Pieter Schoolwerth and Alexandra Lerman’s contribution, The Casting Agent, is a live action film initially from the exhibition Model as Painting, which was presented in two iterations at Capitain Petzel, Berlin, and Miguel Abreu Gallery, New York in 2017. The film plays a central role in the installation of the various works in the show. It functions as an allegory for the pictorial processes implicit in the paintings, where one of the characters plays a ‘casting agent,’ a stand-in for the artist, while the other plays a ‘model,’ who, while being photographed, casts shadows that create openings in the flat sets behind that allow the characters to transgress the screen and puncture the two-dimensional picture plane. The narrative begins by presenting one young, small figure, who communicates with a second older, larger figure via a mobile device. The two figures scheme to produce, perform, and ultimately inhabit a series of “shadow bodies”. Considering the idea that perhaps there only ever was one figure to begin with, who performs a second virtual double in the shadow world, the video in the most mundane sense could be said to depict the transformation of a single figure (and body) in the world.

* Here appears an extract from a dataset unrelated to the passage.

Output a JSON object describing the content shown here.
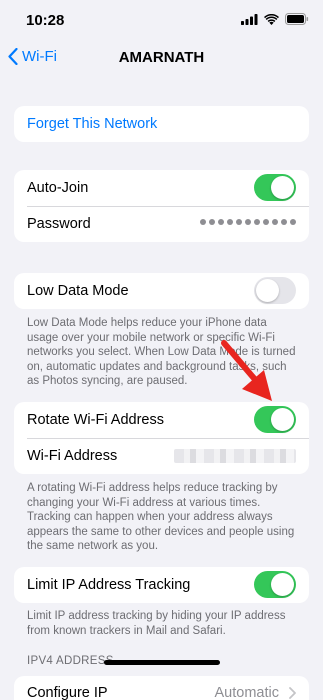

The medium of film is also perhaps slightly less well-known in the practice of Amy Sillman, yet much like her paintings her endeavor in it operates enchantingly at the juncture between the abstract and the figurative. The dynamic gestures in After Metamorphoses convey a sense of movement and flux, while playfully engaging with form, color, shape and layers to yield unexpected results. The film depicts an endlessly morphing line, which loosely follows the Latin narrative poem Metamorphoses by Roman poet Ovid and plays atop a backdrop of process-based inks-on-paper. The soundtrack featured is by the Berlin-based musician Wibke Tiarks.

For Andrea Bowers, political engagement and artistic expression are inseparable. Her work frequently highlights narratives of resistance and rebellion, a prime example being her featured film My Name Means Future, which focuses on youth activists involved in the movement to stop the Dakota Access Pipeline in South Dakota, which runs through sacred Native American land. Over a four-day period, Bowers traveled with the activists to sacred places in South Dakota, documenting the landscapes and histories of these sites, and the personal as well as political issues that arise around them. One activist is the particular focus of the documentary, a member of the Standing Rock Sioux tribe named Tokato Iron Eyes, whose first name means Future in the Lakota language.